WHAT YOU SHOULD DO: Take every line from the entries below that includes the word "Mostrar" and copy it.

EXERCISE INPUT:
-=-=-
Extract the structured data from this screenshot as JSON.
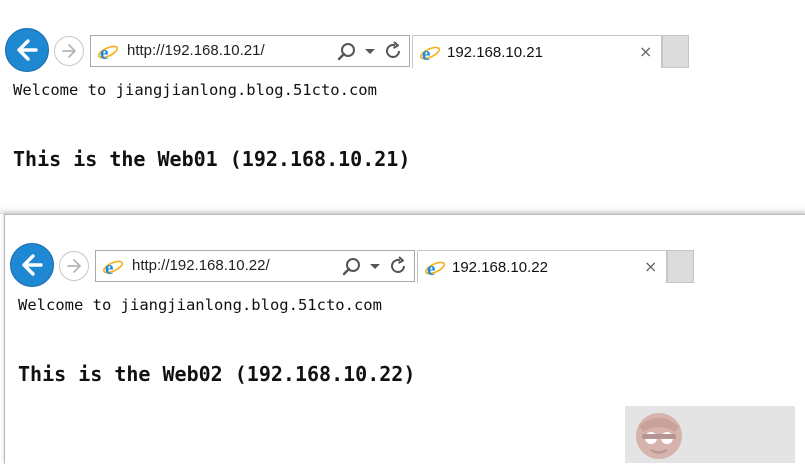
{
  "windows": [
    {
      "address": {
        "url": "http://192.168.10.21/"
      },
      "tab": {
        "title": "192.168.10.21",
        "close": "×"
      },
      "page": {
        "welcome": "Welcome to jiangjianlong.blog.51cto.com",
        "heading": "This is the Web01 (192.168.10.21)"
      }
    },
    {
      "address": {
        "url": "http://192.168.10.22/"
      },
      "tab": {
        "title": "192.168.10.22",
        "close": "×"
      },
      "page": {
        "welcome": "Welcome to jiangjianlong.blog.51cto.com",
        "heading": "This is the Web02 (192.168.10.22)"
      }
    }
  ],
  "icons": {
    "back": "back-arrow-icon",
    "forward": "forward-arrow-icon",
    "browser": "internet-explorer-icon",
    "search": "search-icon",
    "dropdown": "dropdown-icon",
    "refresh": "refresh-icon",
    "close": "close-tab-icon",
    "watermark": "monkey-logo-icon"
  },
  "colors": {
    "back_button": "#1e88d3",
    "ie_logo": "#1c8ad8",
    "ie_ring": "#f3b01b"
  }
}
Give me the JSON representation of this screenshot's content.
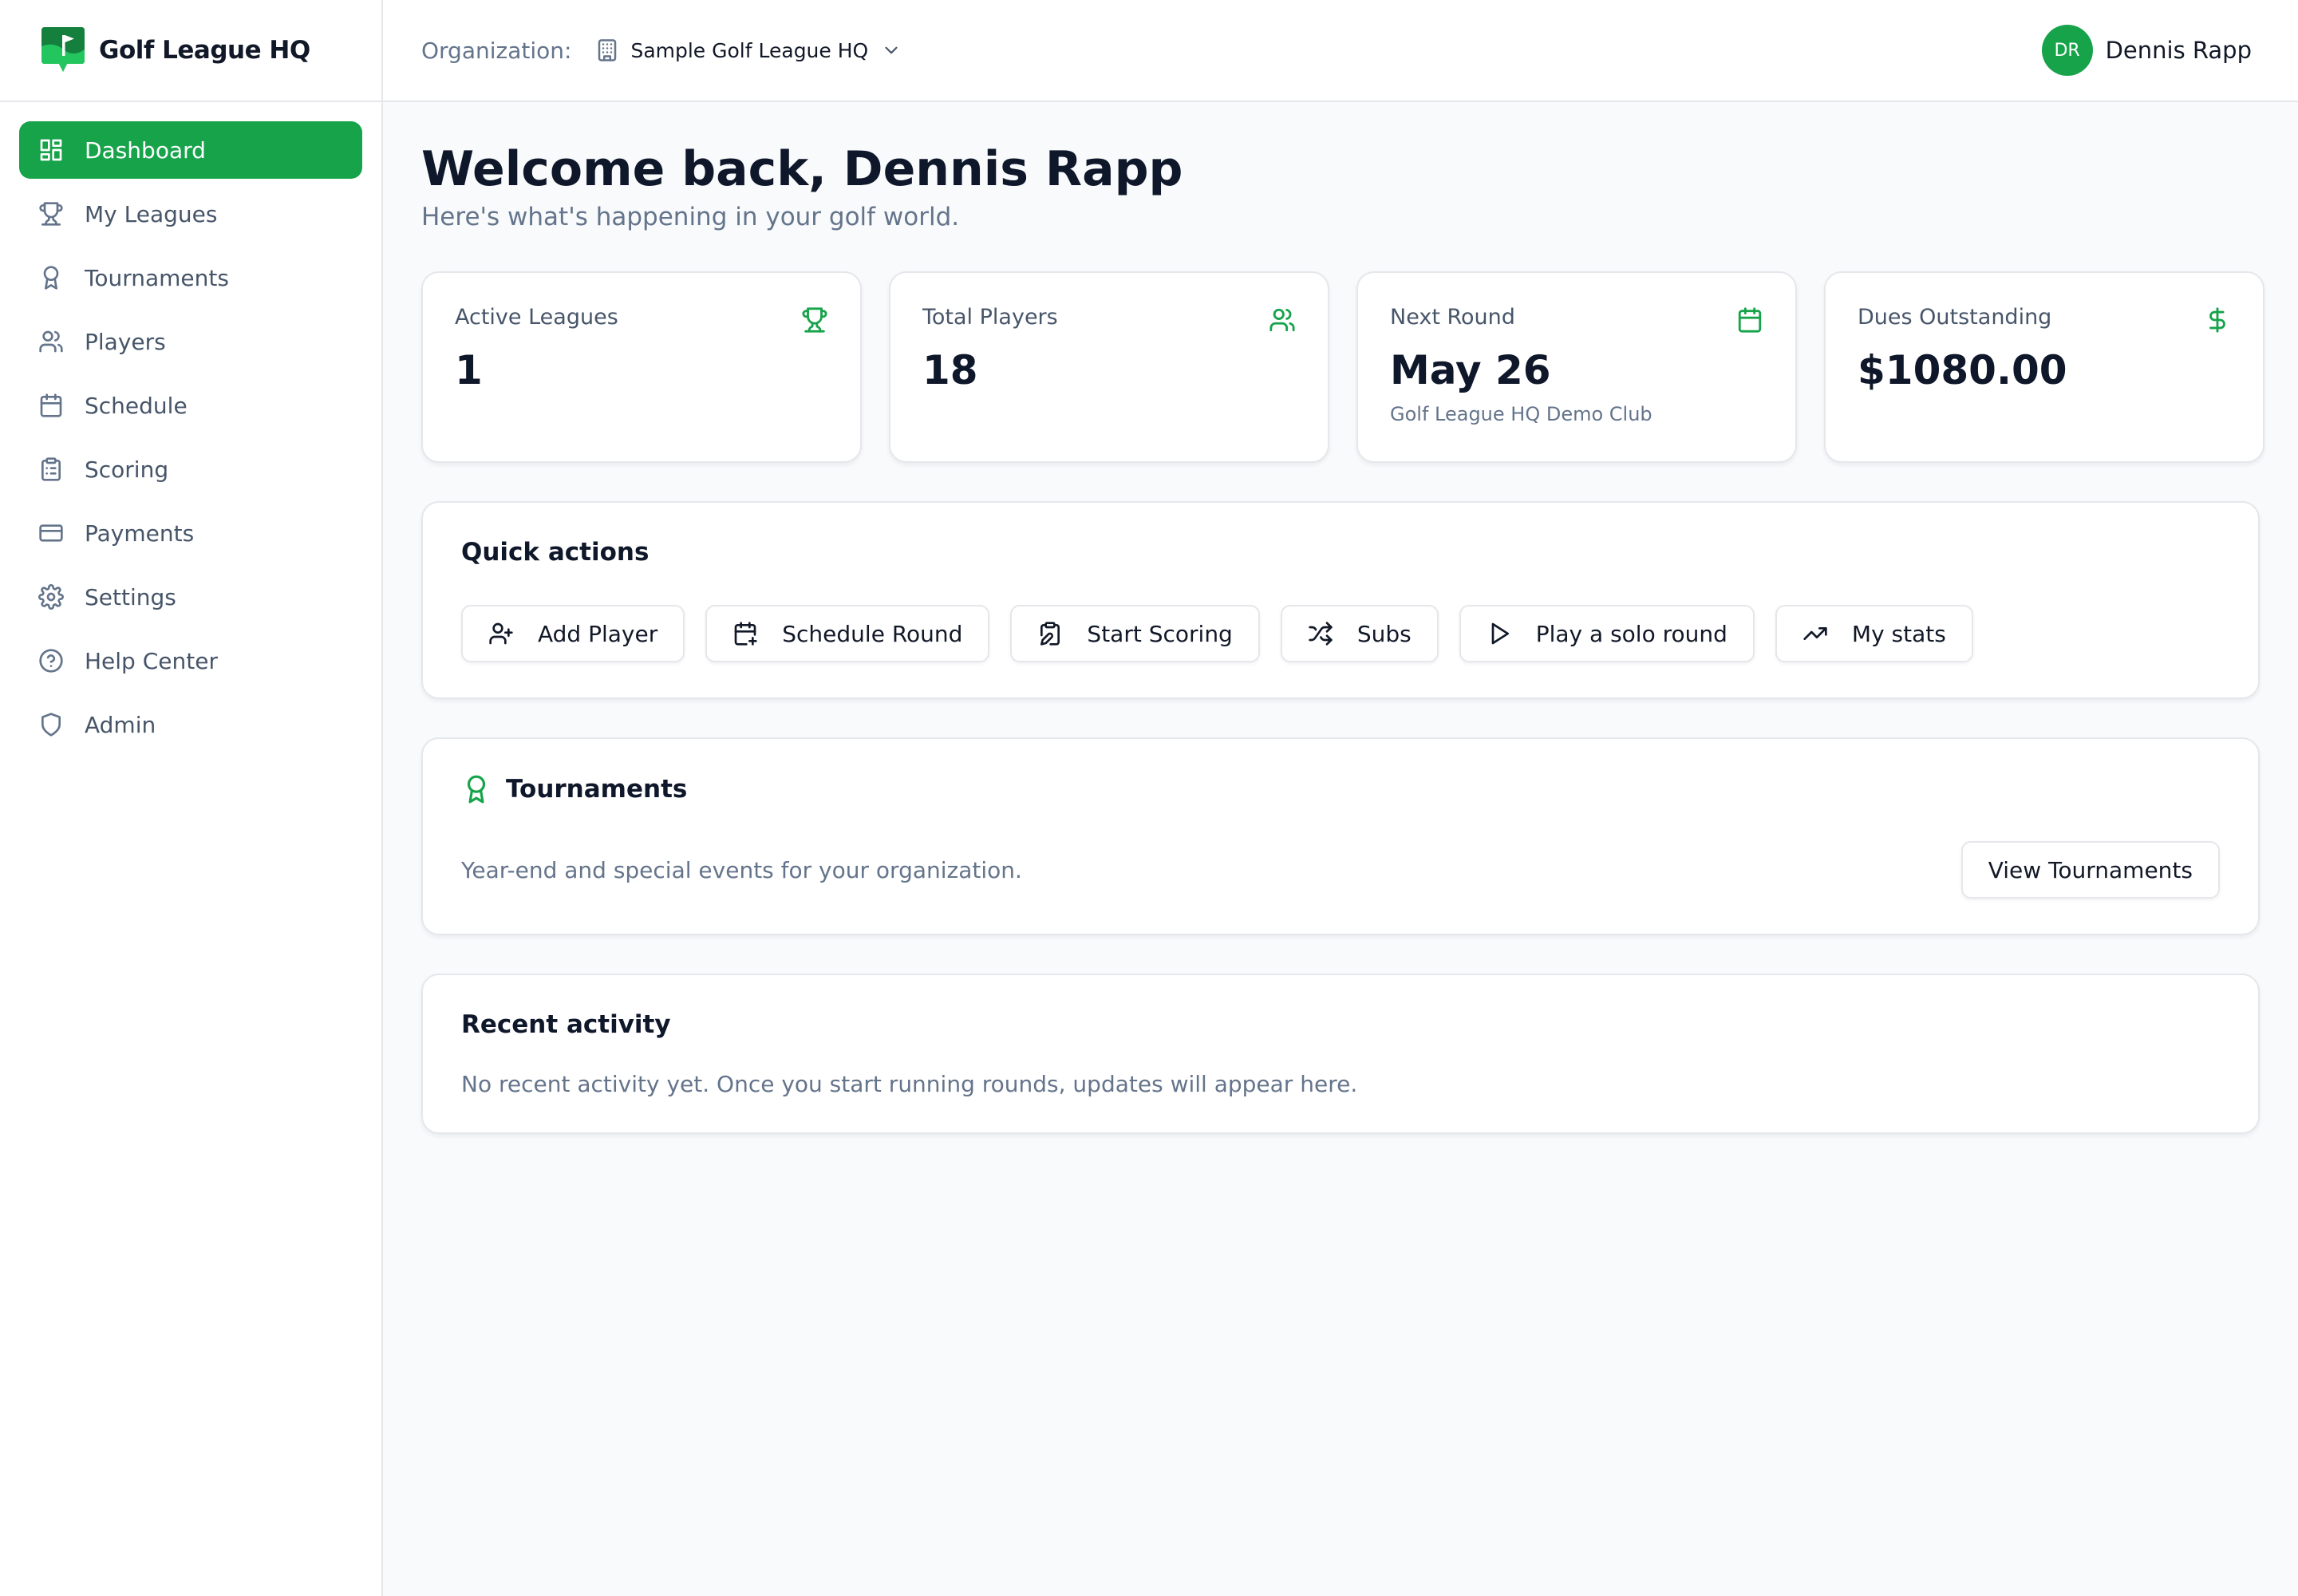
{
  "brand": {
    "name": "Golf League HQ",
    "color": "#16a34a"
  },
  "sidebar": {
    "items": [
      {
        "label": "Dashboard",
        "icon": "dashboard-icon",
        "active": true
      },
      {
        "label": "My Leagues",
        "icon": "trophy-icon"
      },
      {
        "label": "Tournaments",
        "icon": "award-icon"
      },
      {
        "label": "Players",
        "icon": "users-icon"
      },
      {
        "label": "Schedule",
        "icon": "calendar-icon"
      },
      {
        "label": "Scoring",
        "icon": "clipboard-icon"
      },
      {
        "label": "Payments",
        "icon": "credit-card-icon"
      },
      {
        "label": "Settings",
        "icon": "gear-icon"
      },
      {
        "label": "Help Center",
        "icon": "help-circle-icon"
      },
      {
        "label": "Admin",
        "icon": "shield-icon"
      }
    ]
  },
  "header": {
    "org_label": "Organization:",
    "org_value": "Sample Golf League HQ",
    "user": {
      "initials": "DR",
      "name": "Dennis Rapp"
    }
  },
  "main": {
    "title": "Welcome back, Dennis Rapp",
    "subtitle": "Here's what's happening in your golf world.",
    "stats": [
      {
        "label": "Active Leagues",
        "value": "1",
        "icon": "trophy-icon"
      },
      {
        "label": "Total Players",
        "value": "18",
        "icon": "users-icon"
      },
      {
        "label": "Next Round",
        "value": "May 26",
        "sub": "Golf League HQ Demo Club",
        "icon": "calendar-icon"
      },
      {
        "label": "Dues Outstanding",
        "value": "$1080.00",
        "icon": "dollar-icon"
      }
    ],
    "quick_actions": {
      "title": "Quick actions",
      "buttons": [
        {
          "label": "Add Player",
          "icon": "user-plus-icon"
        },
        {
          "label": "Schedule Round",
          "icon": "calendar-plus-icon"
        },
        {
          "label": "Start Scoring",
          "icon": "clipboard-pen-icon"
        },
        {
          "label": "Subs",
          "icon": "shuffle-icon"
        },
        {
          "label": "Play a solo round",
          "icon": "play-icon"
        },
        {
          "label": "My stats",
          "icon": "trending-up-icon"
        }
      ]
    },
    "tournaments": {
      "title": "Tournaments",
      "description": "Year-end and special events for your organization.",
      "button": "View Tournaments"
    },
    "recent": {
      "title": "Recent activity",
      "text": "No recent activity yet. Once you start running rounds, updates will appear here."
    }
  }
}
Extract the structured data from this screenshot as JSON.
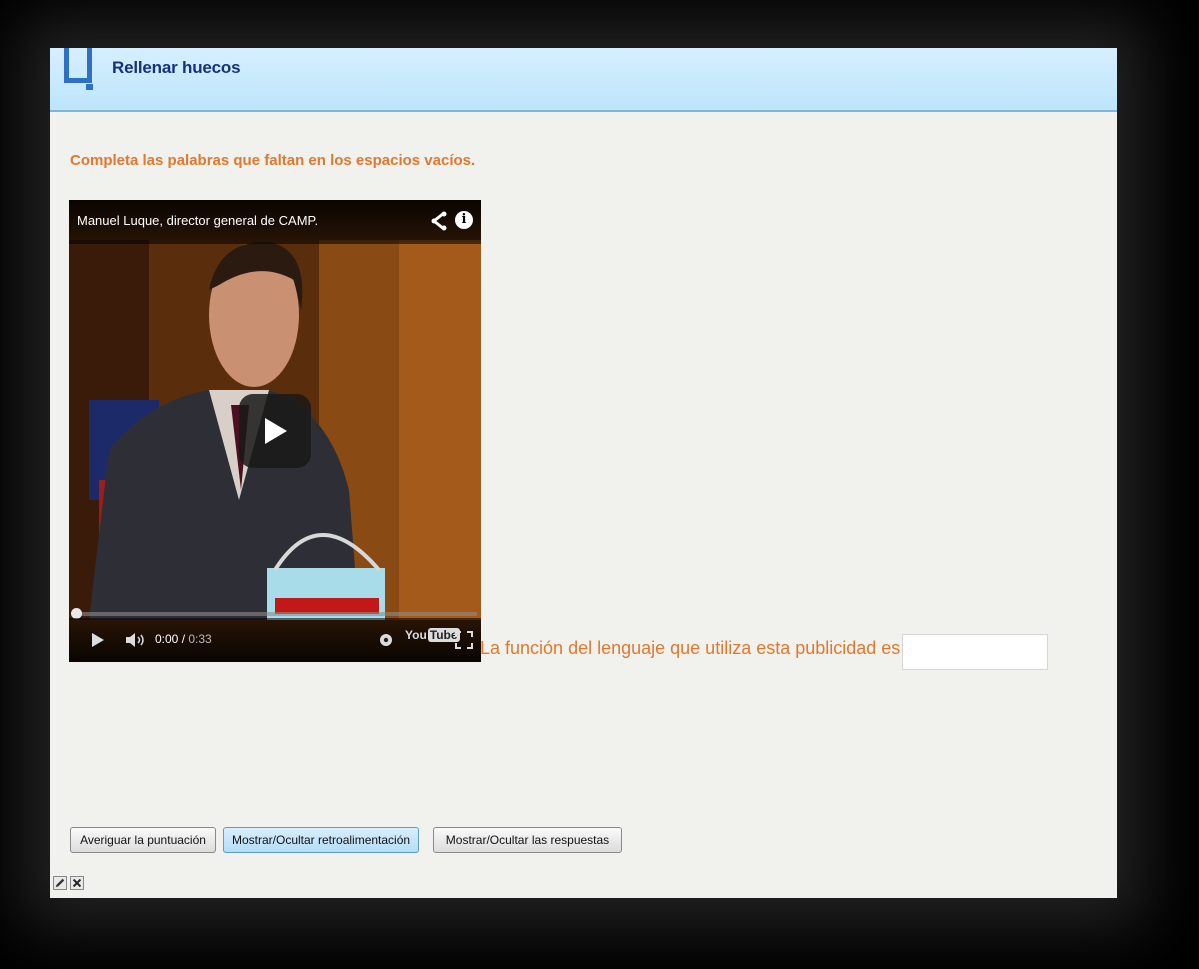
{
  "header": {
    "title": "Rellenar huecos",
    "icon": "fill-blanks-icon"
  },
  "instructions": "Completa las palabras que faltan en los espacios vacíos.",
  "video": {
    "title": "Manuel Luque, director general de CAMP.",
    "time_current": "0:00",
    "time_total": "0:33",
    "progress_fraction": 0,
    "logo_text": "You",
    "logo_box": "Tube",
    "icons": [
      "share-icon",
      "info-icon",
      "play-icon",
      "volume-icon",
      "settings-icon",
      "youtube-logo",
      "fullscreen-icon"
    ]
  },
  "question": {
    "text": "La función del lenguaje que utiliza esta publicidad es",
    "answer_value": ""
  },
  "buttons": {
    "score": "Averiguar la puntuación",
    "feedback": "Mostrar/Ocultar retroalimentación",
    "answers": "Mostrar/Ocultar las respuestas"
  },
  "tools": [
    "edit-icon",
    "delete-icon"
  ],
  "colors": {
    "header_bg": "#c6e9fc",
    "title": "#17317c",
    "accent_orange": "#e2782f",
    "page_bg": "#f1f1ed"
  }
}
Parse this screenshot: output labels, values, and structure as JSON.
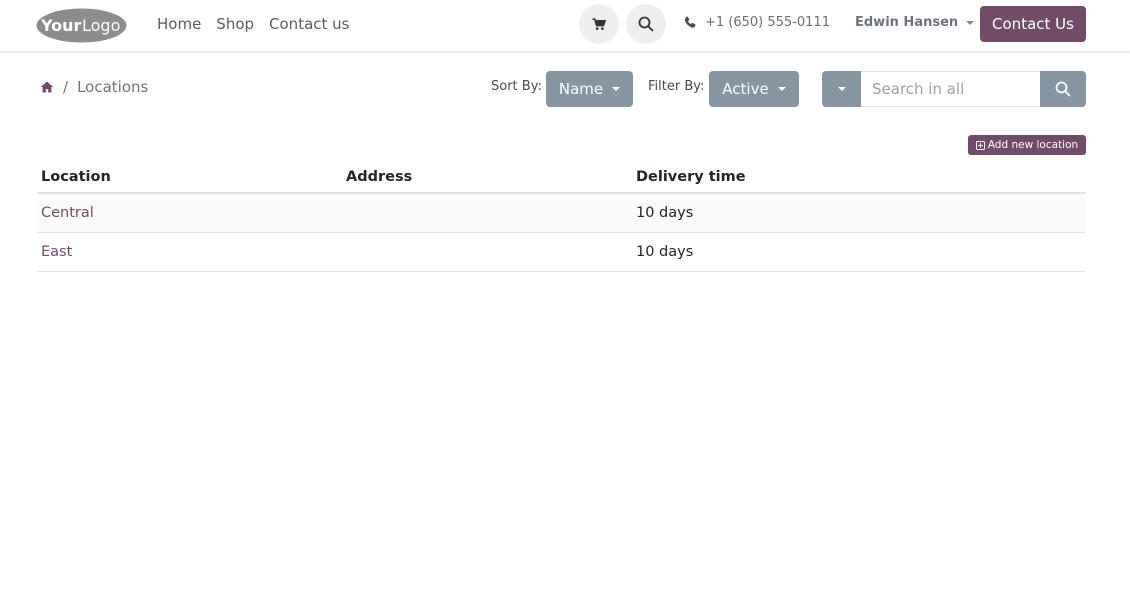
{
  "brand": {
    "logo_text_bold": "Your",
    "logo_text_light": "Logo"
  },
  "nav": {
    "links": [
      "Home",
      "Shop",
      "Contact us"
    ],
    "phone": "+1 (650) 555-0111",
    "user": "Edwin Hansen",
    "cta": "Contact Us"
  },
  "breadcrumb": {
    "current": "Locations",
    "separator": "/"
  },
  "sort": {
    "label": "Sort By:",
    "value": "Name"
  },
  "filter": {
    "label": "Filter By:",
    "value": "Active"
  },
  "search": {
    "placeholder": "Search in all"
  },
  "actions": {
    "add_label": "Add new location"
  },
  "table": {
    "headers": [
      "Location",
      "Address",
      "Delivery time"
    ],
    "rows": [
      {
        "location": "Central",
        "address": "",
        "delivery": "10 days"
      },
      {
        "location": "East",
        "address": "",
        "delivery": "10 days"
      }
    ]
  },
  "colors": {
    "brand": "#714b67",
    "secondary": "#8595a2"
  },
  "icons": [
    "cart-icon",
    "search-icon",
    "phone-icon",
    "home-icon",
    "plus-square-icon",
    "chevron-down-icon"
  ]
}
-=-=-
RESULT OF THIS EXERCISE:
    "feedback": "Mostrar/Ocultar retroalimentación",
    "answers": "Mostrar/Ocultar las respuestas"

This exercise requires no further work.